**Task requirements**. Using the data below, tally the lines that include the string "JSON". Only the number is wanted.

**Given records**.
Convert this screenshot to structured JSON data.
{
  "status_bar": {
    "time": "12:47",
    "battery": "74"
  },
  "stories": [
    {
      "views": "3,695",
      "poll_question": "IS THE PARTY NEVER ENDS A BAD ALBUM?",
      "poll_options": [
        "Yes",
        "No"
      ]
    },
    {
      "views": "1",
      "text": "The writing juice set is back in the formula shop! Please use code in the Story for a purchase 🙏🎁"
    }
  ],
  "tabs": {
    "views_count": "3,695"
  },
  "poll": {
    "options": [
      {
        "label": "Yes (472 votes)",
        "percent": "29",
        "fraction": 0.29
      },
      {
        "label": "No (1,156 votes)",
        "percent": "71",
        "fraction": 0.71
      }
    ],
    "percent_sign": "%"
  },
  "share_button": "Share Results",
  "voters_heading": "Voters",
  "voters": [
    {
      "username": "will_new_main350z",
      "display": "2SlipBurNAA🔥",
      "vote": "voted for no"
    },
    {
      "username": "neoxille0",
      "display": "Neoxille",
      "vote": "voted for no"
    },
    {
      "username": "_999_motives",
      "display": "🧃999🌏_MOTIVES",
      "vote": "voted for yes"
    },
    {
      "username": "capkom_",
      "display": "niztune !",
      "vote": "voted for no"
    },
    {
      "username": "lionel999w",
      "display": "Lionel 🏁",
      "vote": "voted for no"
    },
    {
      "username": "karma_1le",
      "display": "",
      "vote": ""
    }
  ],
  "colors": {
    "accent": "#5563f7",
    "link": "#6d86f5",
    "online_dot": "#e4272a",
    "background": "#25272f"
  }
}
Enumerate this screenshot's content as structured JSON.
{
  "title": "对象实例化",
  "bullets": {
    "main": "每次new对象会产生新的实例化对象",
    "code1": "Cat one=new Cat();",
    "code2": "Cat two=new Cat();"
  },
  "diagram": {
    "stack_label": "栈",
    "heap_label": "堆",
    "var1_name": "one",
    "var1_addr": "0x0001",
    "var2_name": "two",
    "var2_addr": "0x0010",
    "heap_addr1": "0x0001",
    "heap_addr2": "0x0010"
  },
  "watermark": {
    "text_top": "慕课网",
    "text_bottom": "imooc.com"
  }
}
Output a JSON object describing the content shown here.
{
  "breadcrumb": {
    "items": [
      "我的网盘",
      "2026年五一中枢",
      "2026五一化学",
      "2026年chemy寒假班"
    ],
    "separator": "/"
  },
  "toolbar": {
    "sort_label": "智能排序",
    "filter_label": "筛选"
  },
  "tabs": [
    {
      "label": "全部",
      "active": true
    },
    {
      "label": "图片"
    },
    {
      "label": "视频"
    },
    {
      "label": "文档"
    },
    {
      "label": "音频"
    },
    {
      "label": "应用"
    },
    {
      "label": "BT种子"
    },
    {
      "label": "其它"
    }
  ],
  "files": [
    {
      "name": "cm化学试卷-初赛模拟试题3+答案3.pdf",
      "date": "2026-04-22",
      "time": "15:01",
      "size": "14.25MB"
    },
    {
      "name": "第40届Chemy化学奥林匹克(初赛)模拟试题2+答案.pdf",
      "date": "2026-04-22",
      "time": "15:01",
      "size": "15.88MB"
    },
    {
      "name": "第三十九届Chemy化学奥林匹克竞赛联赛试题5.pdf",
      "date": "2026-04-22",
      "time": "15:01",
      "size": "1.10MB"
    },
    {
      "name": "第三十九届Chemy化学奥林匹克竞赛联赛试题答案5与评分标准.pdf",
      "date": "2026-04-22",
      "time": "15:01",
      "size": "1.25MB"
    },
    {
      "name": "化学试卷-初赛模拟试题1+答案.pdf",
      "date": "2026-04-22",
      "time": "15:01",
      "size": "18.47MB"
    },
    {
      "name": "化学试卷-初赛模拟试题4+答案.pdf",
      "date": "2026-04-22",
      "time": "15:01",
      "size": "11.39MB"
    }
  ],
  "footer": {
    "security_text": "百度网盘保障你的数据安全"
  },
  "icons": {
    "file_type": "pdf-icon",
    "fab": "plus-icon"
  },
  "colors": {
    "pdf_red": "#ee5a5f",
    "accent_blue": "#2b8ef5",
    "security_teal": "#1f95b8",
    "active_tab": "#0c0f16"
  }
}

**Answer box**. 3